Each line in the data must be reproduced as written, except for any picture.

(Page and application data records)
*** Block opens ***
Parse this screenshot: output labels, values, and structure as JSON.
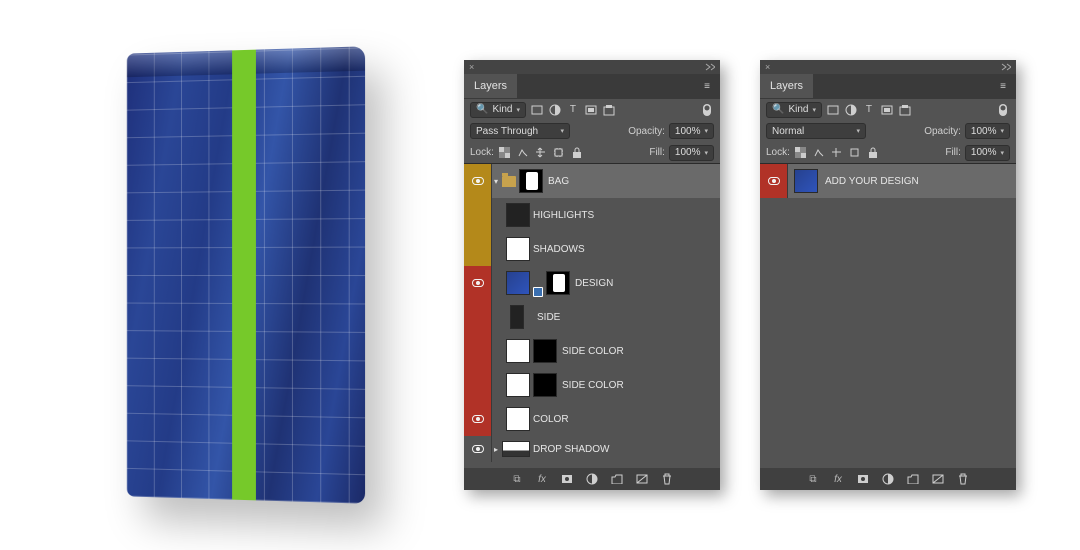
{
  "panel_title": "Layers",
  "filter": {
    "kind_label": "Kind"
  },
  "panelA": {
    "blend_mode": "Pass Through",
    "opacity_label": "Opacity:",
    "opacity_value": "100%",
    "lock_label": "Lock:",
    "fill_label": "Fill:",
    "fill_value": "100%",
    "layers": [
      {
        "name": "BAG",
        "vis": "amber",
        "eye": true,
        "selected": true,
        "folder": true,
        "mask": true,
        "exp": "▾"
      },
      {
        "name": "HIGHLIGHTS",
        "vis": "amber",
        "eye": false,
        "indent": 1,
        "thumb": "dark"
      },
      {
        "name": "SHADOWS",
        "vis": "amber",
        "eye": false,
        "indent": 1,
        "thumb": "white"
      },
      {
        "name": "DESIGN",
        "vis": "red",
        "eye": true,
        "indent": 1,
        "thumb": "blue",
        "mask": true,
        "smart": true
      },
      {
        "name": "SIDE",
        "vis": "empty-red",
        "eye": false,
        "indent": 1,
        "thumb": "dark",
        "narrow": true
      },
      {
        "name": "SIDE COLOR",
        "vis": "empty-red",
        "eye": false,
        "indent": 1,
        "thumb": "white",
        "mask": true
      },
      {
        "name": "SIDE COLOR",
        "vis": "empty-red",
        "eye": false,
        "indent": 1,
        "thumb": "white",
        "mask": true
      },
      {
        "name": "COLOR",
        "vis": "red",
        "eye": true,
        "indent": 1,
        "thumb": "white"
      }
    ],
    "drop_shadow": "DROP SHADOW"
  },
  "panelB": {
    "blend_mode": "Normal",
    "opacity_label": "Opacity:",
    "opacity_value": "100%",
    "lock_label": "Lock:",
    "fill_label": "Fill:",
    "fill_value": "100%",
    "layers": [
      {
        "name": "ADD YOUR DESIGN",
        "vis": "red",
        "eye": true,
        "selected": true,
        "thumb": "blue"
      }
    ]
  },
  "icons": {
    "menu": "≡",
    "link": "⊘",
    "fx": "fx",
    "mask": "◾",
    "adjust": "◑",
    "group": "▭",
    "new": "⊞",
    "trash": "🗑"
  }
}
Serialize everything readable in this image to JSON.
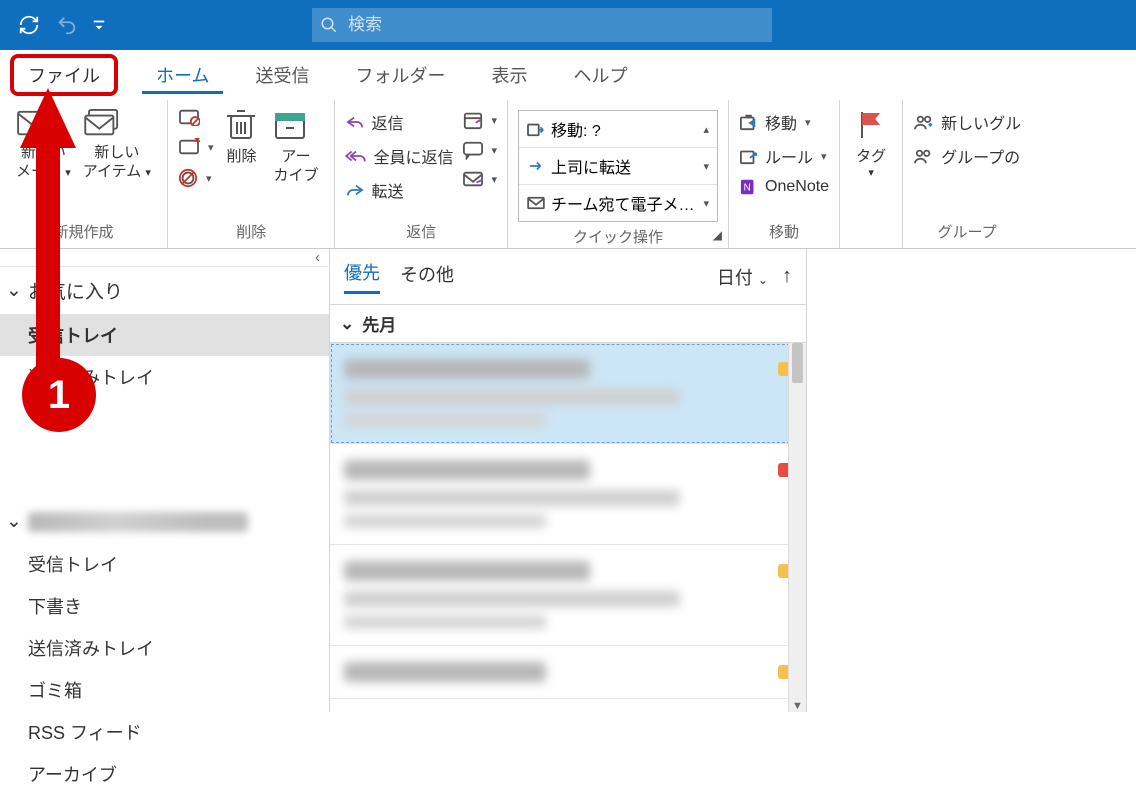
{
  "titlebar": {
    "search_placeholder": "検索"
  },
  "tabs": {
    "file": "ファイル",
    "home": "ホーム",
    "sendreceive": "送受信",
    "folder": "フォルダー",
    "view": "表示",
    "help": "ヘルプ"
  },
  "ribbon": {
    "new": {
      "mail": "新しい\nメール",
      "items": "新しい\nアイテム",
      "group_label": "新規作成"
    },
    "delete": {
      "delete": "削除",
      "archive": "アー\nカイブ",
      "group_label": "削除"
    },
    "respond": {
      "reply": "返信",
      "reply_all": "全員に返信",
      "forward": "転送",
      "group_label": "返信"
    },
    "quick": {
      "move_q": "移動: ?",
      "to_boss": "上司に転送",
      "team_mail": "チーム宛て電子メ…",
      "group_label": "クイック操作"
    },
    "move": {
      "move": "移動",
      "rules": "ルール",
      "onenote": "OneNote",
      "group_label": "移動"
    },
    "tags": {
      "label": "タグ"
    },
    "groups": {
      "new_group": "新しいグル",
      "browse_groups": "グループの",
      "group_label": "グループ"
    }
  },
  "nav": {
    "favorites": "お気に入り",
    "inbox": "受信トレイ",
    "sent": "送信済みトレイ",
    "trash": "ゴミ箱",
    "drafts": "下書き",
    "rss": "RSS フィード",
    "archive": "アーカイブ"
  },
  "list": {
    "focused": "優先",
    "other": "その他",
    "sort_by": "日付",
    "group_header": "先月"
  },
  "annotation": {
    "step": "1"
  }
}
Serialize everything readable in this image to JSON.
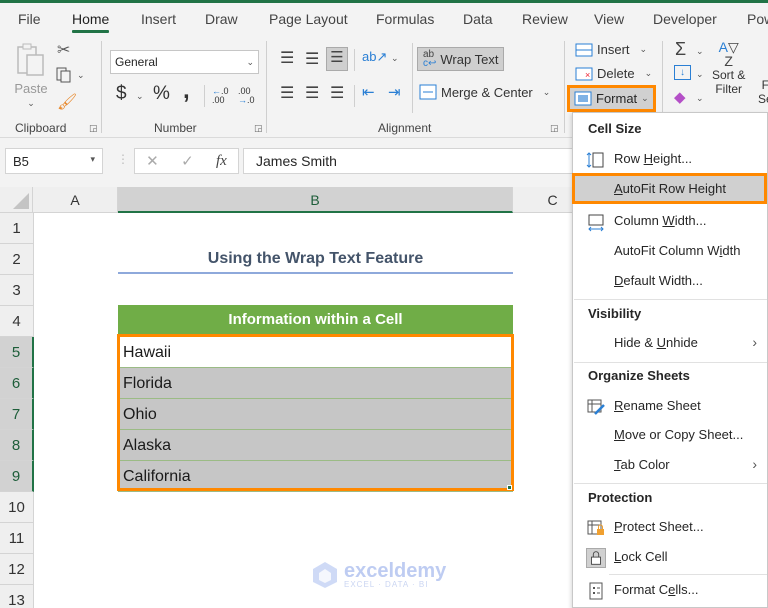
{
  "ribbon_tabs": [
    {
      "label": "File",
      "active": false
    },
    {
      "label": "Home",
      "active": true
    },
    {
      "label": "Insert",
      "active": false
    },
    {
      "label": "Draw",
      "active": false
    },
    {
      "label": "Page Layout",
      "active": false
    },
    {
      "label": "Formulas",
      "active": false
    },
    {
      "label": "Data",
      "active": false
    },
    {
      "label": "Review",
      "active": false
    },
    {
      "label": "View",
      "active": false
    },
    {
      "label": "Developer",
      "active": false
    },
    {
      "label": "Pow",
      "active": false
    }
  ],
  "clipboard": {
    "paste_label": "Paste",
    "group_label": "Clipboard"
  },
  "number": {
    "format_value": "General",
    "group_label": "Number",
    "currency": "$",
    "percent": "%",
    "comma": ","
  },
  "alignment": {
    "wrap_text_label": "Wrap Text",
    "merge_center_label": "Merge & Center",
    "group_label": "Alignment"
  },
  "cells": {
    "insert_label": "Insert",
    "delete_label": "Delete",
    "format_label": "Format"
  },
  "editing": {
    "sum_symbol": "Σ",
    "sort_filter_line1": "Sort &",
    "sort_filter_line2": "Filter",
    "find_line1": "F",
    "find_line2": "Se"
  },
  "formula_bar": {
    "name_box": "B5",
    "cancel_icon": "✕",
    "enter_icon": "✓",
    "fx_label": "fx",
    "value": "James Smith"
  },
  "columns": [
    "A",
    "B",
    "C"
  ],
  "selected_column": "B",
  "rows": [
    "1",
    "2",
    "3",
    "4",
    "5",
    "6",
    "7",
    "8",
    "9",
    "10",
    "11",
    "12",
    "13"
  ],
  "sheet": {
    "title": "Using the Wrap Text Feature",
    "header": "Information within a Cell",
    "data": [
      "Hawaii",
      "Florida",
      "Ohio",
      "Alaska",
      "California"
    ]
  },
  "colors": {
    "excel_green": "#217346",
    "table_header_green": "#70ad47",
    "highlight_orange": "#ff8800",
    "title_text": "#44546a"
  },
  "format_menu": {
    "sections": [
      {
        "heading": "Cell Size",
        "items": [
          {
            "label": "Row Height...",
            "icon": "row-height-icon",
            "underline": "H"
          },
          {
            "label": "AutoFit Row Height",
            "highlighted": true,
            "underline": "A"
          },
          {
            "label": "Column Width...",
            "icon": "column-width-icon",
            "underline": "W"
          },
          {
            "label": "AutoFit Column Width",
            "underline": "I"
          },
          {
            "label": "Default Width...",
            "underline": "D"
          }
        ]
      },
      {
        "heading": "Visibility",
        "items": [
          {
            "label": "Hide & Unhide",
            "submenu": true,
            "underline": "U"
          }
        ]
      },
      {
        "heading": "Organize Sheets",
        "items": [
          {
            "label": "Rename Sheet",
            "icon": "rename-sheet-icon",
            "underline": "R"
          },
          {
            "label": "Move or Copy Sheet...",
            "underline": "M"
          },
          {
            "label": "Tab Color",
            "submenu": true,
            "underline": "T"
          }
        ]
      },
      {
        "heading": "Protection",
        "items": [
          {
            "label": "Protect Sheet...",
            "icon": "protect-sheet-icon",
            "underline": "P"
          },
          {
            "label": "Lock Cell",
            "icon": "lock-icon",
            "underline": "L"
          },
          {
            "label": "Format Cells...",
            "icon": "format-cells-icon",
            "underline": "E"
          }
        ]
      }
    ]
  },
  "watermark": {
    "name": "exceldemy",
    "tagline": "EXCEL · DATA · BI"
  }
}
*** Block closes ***
● WRITTEN REPLY:
Parse this screenshot: output labels, values, and structure as JSON.
{
  "panel_title": "Layers",
  "filter": {
    "kind_label": "Kind"
  },
  "panelA": {
    "blend_mode": "Pass Through",
    "opacity_label": "Opacity:",
    "opacity_value": "100%",
    "lock_label": "Lock:",
    "fill_label": "Fill:",
    "fill_value": "100%",
    "layers": [
      {
        "name": "BAG",
        "vis": "amber",
        "eye": true,
        "selected": true,
        "folder": true,
        "mask": true,
        "exp": "▾"
      },
      {
        "name": "HIGHLIGHTS",
        "vis": "amber",
        "eye": false,
        "indent": 1,
        "thumb": "dark"
      },
      {
        "name": "SHADOWS",
        "vis": "amber",
        "eye": false,
        "indent": 1,
        "thumb": "white"
      },
      {
        "name": "DESIGN",
        "vis": "red",
        "eye": true,
        "indent": 1,
        "thumb": "blue",
        "mask": true,
        "smart": true
      },
      {
        "name": "SIDE",
        "vis": "empty-red",
        "eye": false,
        "indent": 1,
        "thumb": "dark",
        "narrow": true
      },
      {
        "name": "SIDE COLOR",
        "vis": "empty-red",
        "eye": false,
        "indent": 1,
        "thumb": "white",
        "mask": true
      },
      {
        "name": "SIDE COLOR",
        "vis": "empty-red",
        "eye": false,
        "indent": 1,
        "thumb": "white",
        "mask": true
      },
      {
        "name": "COLOR",
        "vis": "red",
        "eye": true,
        "indent": 1,
        "thumb": "white"
      }
    ],
    "drop_shadow": "DROP SHADOW"
  },
  "panelB": {
    "blend_mode": "Normal",
    "opacity_label": "Opacity:",
    "opacity_value": "100%",
    "lock_label": "Lock:",
    "fill_label": "Fill:",
    "fill_value": "100%",
    "layers": [
      {
        "name": "ADD YOUR DESIGN",
        "vis": "red",
        "eye": true,
        "selected": true,
        "thumb": "blue"
      }
    ]
  },
  "icons": {
    "menu": "≡",
    "link": "⊘",
    "fx": "fx",
    "mask": "◾",
    "adjust": "◑",
    "group": "▭",
    "new": "⊞",
    "trash": "🗑"
  }
}
Serialize everything readable in this image to JSON.
{
  "titlebar": {
    "search_placeholder": "検索"
  },
  "tabs": {
    "file": "ファイル",
    "home": "ホーム",
    "sendreceive": "送受信",
    "folder": "フォルダー",
    "view": "表示",
    "help": "ヘルプ"
  },
  "ribbon": {
    "new": {
      "mail": "新しい\nメール",
      "items": "新しい\nアイテム",
      "group_label": "新規作成"
    },
    "delete": {
      "delete": "削除",
      "archive": "アー\nカイブ",
      "group_label": "削除"
    },
    "respond": {
      "reply": "返信",
      "reply_all": "全員に返信",
      "forward": "転送",
      "group_label": "返信"
    },
    "quick": {
      "move_q": "移動: ?",
      "to_boss": "上司に転送",
      "team_mail": "チーム宛て電子メ…",
      "group_label": "クイック操作"
    },
    "move": {
      "move": "移動",
      "rules": "ルール",
      "onenote": "OneNote",
      "group_label": "移動"
    },
    "tags": {
      "label": "タグ"
    },
    "groups": {
      "new_group": "新しいグル",
      "browse_groups": "グループの",
      "group_label": "グループ"
    }
  },
  "nav": {
    "favorites": "お気に入り",
    "inbox": "受信トレイ",
    "sent": "送信済みトレイ",
    "trash": "ゴミ箱",
    "drafts": "下書き",
    "rss": "RSS フィード",
    "archive": "アーカイブ"
  },
  "list": {
    "focused": "優先",
    "other": "その他",
    "sort_by": "日付",
    "group_header": "先月"
  },
  "annotation": {
    "step": "1"
  }
}
Serialize everything readable in this image to JSON.
{
  "ribbon_tabs": [
    {
      "label": "File",
      "active": false
    },
    {
      "label": "Home",
      "active": true
    },
    {
      "label": "Insert",
      "active": false
    },
    {
      "label": "Draw",
      "active": false
    },
    {
      "label": "Page Layout",
      "active": false
    },
    {
      "label": "Formulas",
      "active": false
    },
    {
      "label": "Data",
      "active": false
    },
    {
      "label": "Review",
      "active": false
    },
    {
      "label": "View",
      "active": false
    },
    {
      "label": "Developer",
      "active": false
    },
    {
      "label": "Pow",
      "active": false
    }
  ],
  "clipboard": {
    "paste_label": "Paste",
    "group_label": "Clipboard"
  },
  "number": {
    "format_value": "General",
    "group_label": "Number",
    "currency": "$",
    "percent": "%",
    "comma": ","
  },
  "alignment": {
    "wrap_text_label": "Wrap Text",
    "merge_center_label": "Merge & Center",
    "group_label": "Alignment"
  },
  "cells": {
    "insert_label": "Insert",
    "delete_label": "Delete",
    "format_label": "Format"
  },
  "editing": {
    "sum_symbol": "Σ",
    "sort_filter_line1": "Sort &",
    "sort_filter_line2": "Filter",
    "find_line1": "F",
    "find_line2": "Se"
  },
  "formula_bar": {
    "name_box": "B5",
    "cancel_icon": "✕",
    "enter_icon": "✓",
    "fx_label": "fx",
    "value": "James Smith"
  },
  "columns": [
    "A",
    "B",
    "C"
  ],
  "selected_column": "B",
  "rows": [
    "1",
    "2",
    "3",
    "4",
    "5",
    "6",
    "7",
    "8",
    "9",
    "10",
    "11",
    "12",
    "13"
  ],
  "sheet": {
    "title": "Using the Wrap Text Feature",
    "header": "Information within a Cell",
    "data": [
      "Hawaii",
      "Florida",
      "Ohio",
      "Alaska",
      "California"
    ]
  },
  "colors": {
    "excel_green": "#217346",
    "table_header_green": "#70ad47",
    "highlight_orange": "#ff8800",
    "title_text": "#44546a"
  },
  "format_menu": {
    "sections": [
      {
        "heading": "Cell Size",
        "items": [
          {
            "label": "Row Height...",
            "icon": "row-height-icon",
            "underline": "H"
          },
          {
            "label": "AutoFit Row Height",
            "highlighted": true,
            "underline": "A"
          },
          {
            "label": "Column Width...",
            "icon": "column-width-icon",
            "underline": "W"
          },
          {
            "label": "AutoFit Column Width",
            "underline": "I"
          },
          {
            "label": "Default Width...",
            "underline": "D"
          }
        ]
      },
      {
        "heading": "Visibility",
        "items": [
          {
            "label": "Hide & Unhide",
            "submenu": true,
            "underline": "U"
          }
        ]
      },
      {
        "heading": "Organize Sheets",
        "items": [
          {
            "label": "Rename Sheet",
            "icon": "rename-sheet-icon",
            "underline": "R"
          },
          {
            "label": "Move or Copy Sheet...",
            "underline": "M"
          },
          {
            "label": "Tab Color",
            "submenu": true,
            "underline": "T"
          }
        ]
      },
      {
        "heading": "Protection",
        "items": [
          {
            "label": "Protect Sheet...",
            "icon": "protect-sheet-icon",
            "underline": "P"
          },
          {
            "label": "Lock Cell",
            "icon": "lock-icon",
            "underline": "L"
          },
          {
            "label": "Format Cells...",
            "icon": "format-cells-icon",
            "underline": "E"
          }
        ]
      }
    ]
  },
  "watermark": {
    "name": "exceldemy",
    "tagline": "EXCEL · DATA · BI"
  }
}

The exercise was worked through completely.